existingTO.setFileSize(getFileSize(existingTO.getFilenetName()));
}


This does the exact same thing without creating all the extra objects to store in memory.

Friday, May 28, 2010

The power of a character.

I was faced with an issue this week.   Code was not working like it should, yet all of my unit tests passed.

The problem, I didn't have a unit test set up correctly.

Here's the scenario.  There are fields in the database that are used for tracking who the last person to update a record is and when that happened.  These fields do not get passed to the front end to prevent someone from using them.

When I save I cannot just insert/update the data from the front end I have to transfer that information into an object that includes the extra fields from the database.

But I only want to deal with that if the record has changed, so I use code that looks like this.

public ViewRecord save(ViewRecord viewRecord) {
  ViewRecord savedRecord = null;
  DBRecord existingRecord = db.getRecord(viewRecord.getId());
  if( recordChanged(viewRecord, existingRecord) ) {
    DBRecord saveRecord = buildRecord(viewRecord, existingRecord);
    DBRecord record = db.saveRecord(saveRecord);
    savedRecord = new ViewRecord(record);
  } else {
    savedRecord = viewRecord;  // did not save, but it didn't need to.
  }
  return savedRecord;
}

Basically every business object in my project does this exact same thing at save time.   The problem I ran into was with recordChanged();

It's code is this
private boolean recordChanged(ViewRecord viewRecord, DBRecord existingRecord) {
  if( existingRecord == null || !viewRecord.equals(new ViewRecord(existingRecord)) ) {
    return true;
  else
    return false;
}

Missing the ! on the equals means that a save will only happen if it is a new record or if nothing has changed.  Effectively turning the object into a write once object.

Code coverage tools may not catch this either.   There is nothing wrong with this code other than it doesn't do what I want.   I even had a unit test that had no changes and made sure that everything was being called to act as if it were saved.  

Unit tests are great, but be sure that you don't use copy and paste when setting them up.   Stop and think about each thing that you want to happen given a scenario, then make sure that you configure the mocks to expect only the calls that you want to have happen.  When you do that, the unit tests will help you catch quirks like a single missing !.

Wednesday, May 26, 2010

Omar Vizquel mulls retirement after season - MLB - SI.com

Omar Vizquel mulls retirement after season - MLB - SI.com

As a Sox fan, I wish he would have mulled over retirment before the season.
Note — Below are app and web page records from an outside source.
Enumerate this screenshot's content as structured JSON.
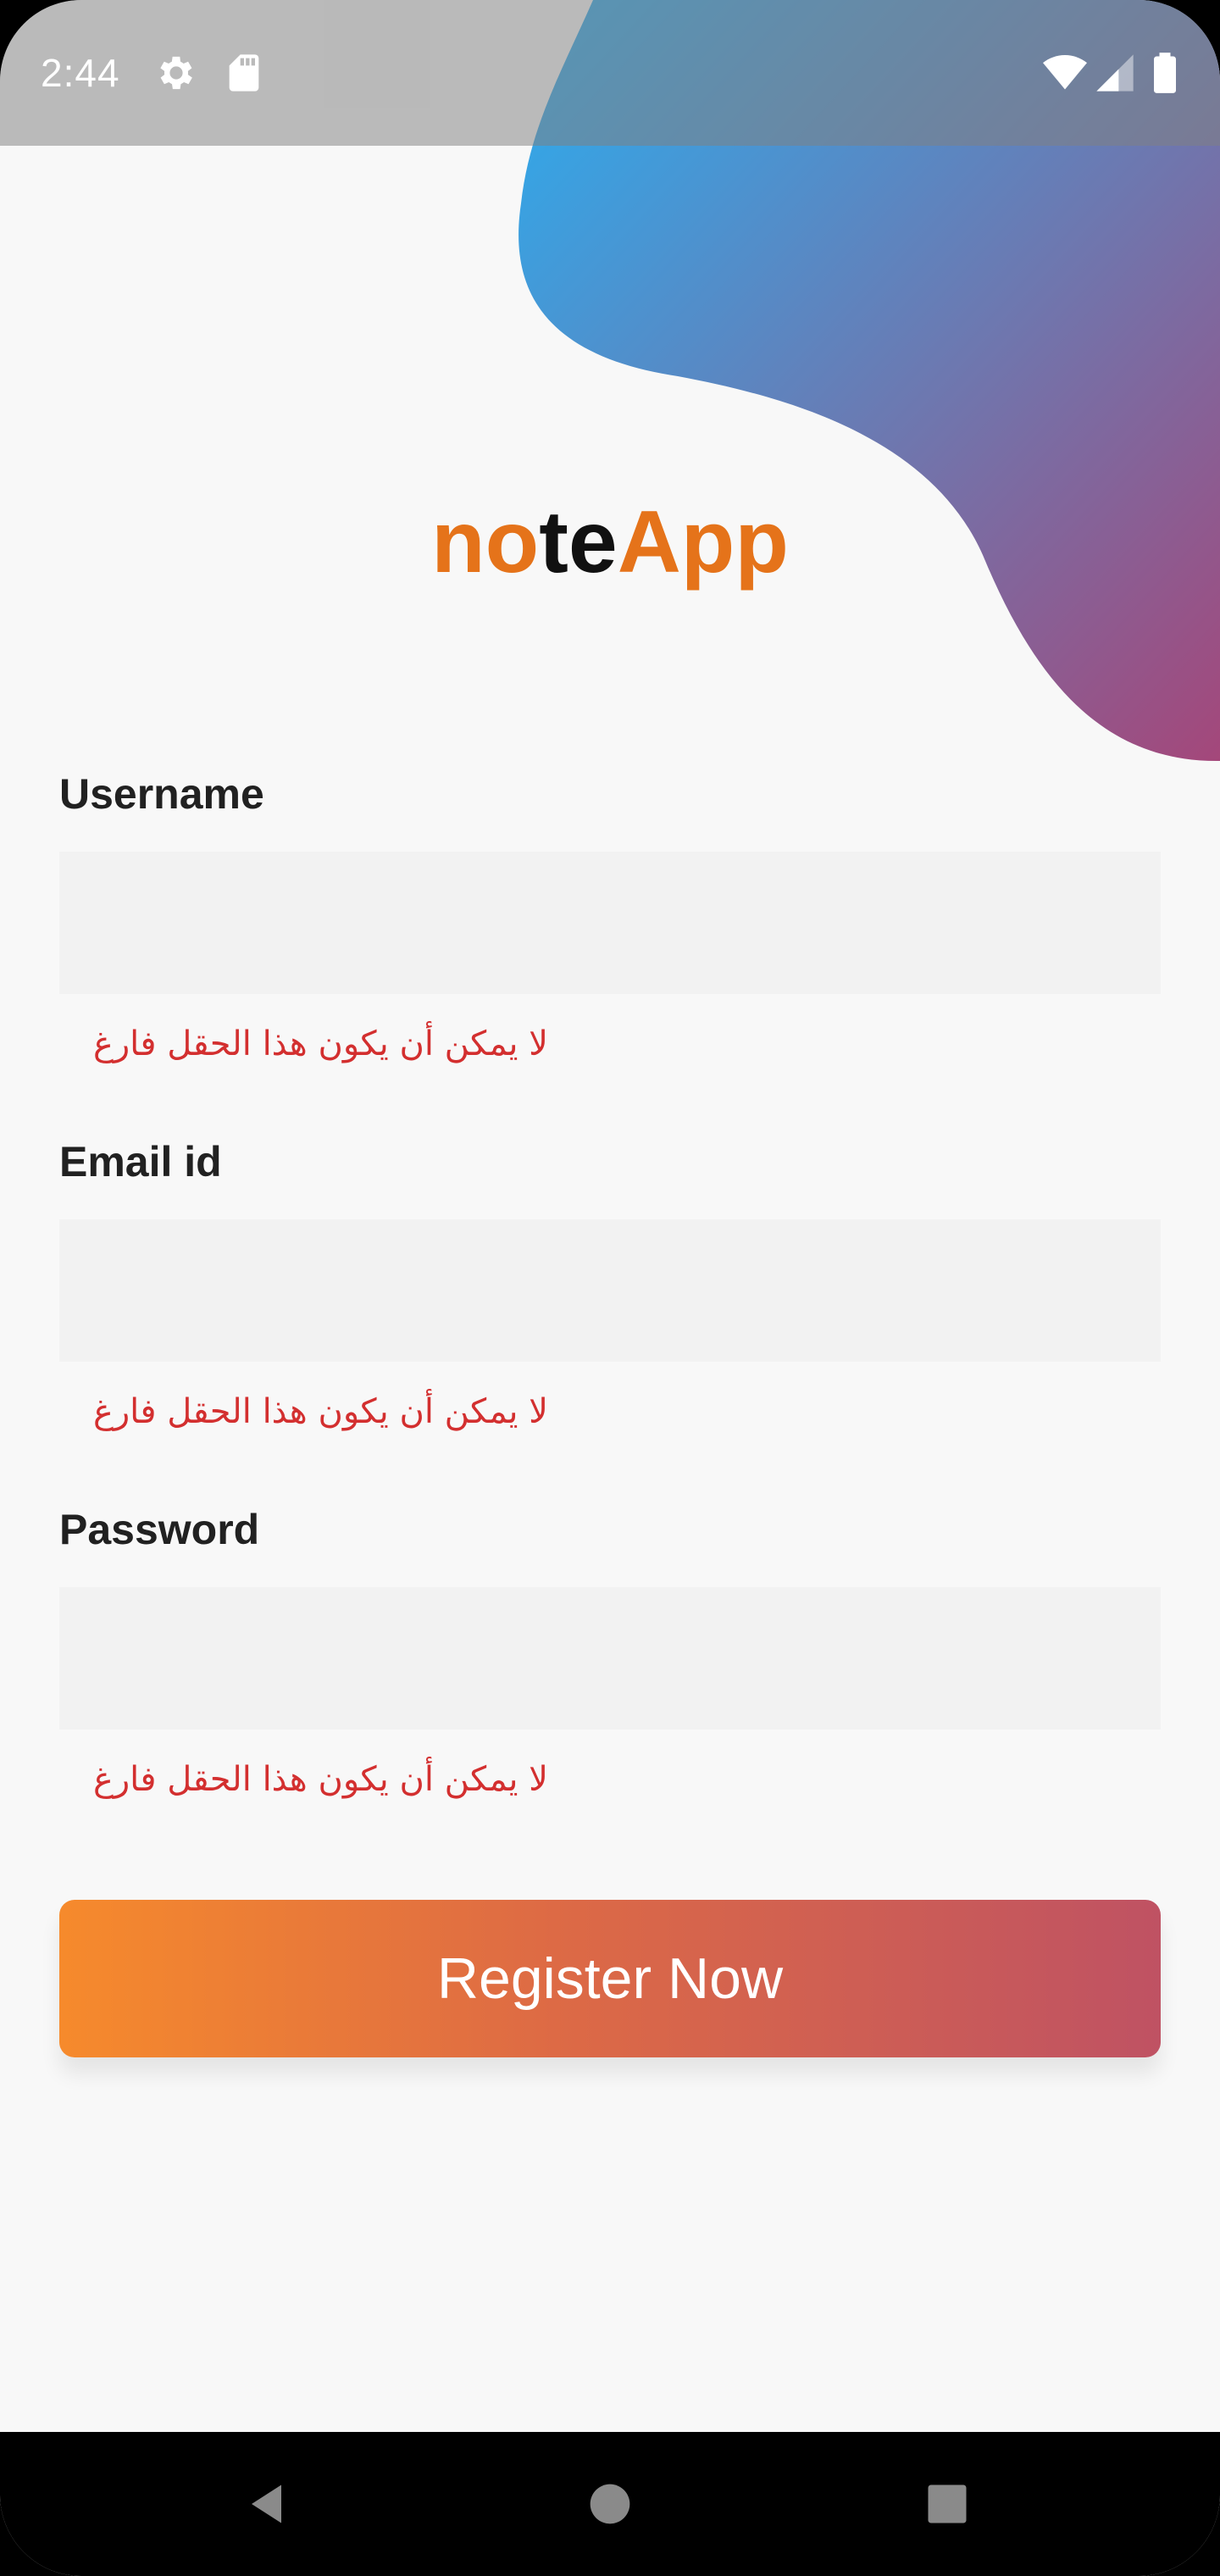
{
  "status_bar": {
    "time": "2:44",
    "icons": [
      "gear-icon",
      "sd-card-icon",
      "wifi-icon",
      "cell-signal-icon",
      "battery-icon"
    ]
  },
  "app": {
    "title_parts": [
      "no",
      "te",
      "App"
    ],
    "title_colors": {
      "accent": "#e5731a",
      "dark": "#111111"
    }
  },
  "form": {
    "username": {
      "label": "Username",
      "value": "",
      "error": "لا يمكن أن يكون هذا الحقل فارغ"
    },
    "email": {
      "label": "Email id",
      "value": "",
      "error": "لا يمكن أن يكون هذا الحقل فارغ"
    },
    "password": {
      "label": "Password",
      "value": "",
      "error": "لا يمكن أن يكون هذا الحقل فارغ"
    },
    "submit_label": "Register Now"
  },
  "colors": {
    "error": "#d32f2f",
    "button_gradient": [
      "#f68a2c",
      "#bf5263"
    ],
    "blob_gradient": [
      "#2aaef0",
      "#a4477a"
    ]
  },
  "nav_bar": {
    "buttons": [
      "back-icon",
      "home-icon",
      "recents-icon"
    ]
  }
}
During the season won't bother me either. Heck the sooner the better. Omar, I hated you when you played for the Indians and beat us in the 90s, but not quite as much as I hate you now that you suck and play for us.

Tuesday, May 25, 2010

Test, Test, Test

Lately my driving force has been more, easier, unit tests.  I want to get my code tested with as little duplicate code as possible and make both my unit tests and actual code easier to read and use.

I will be posting some tips from things that I've been learning soon.

Tuesday, February 23, 2010

Quote

Hope is not enough to deliver a successful project.
-- Manage It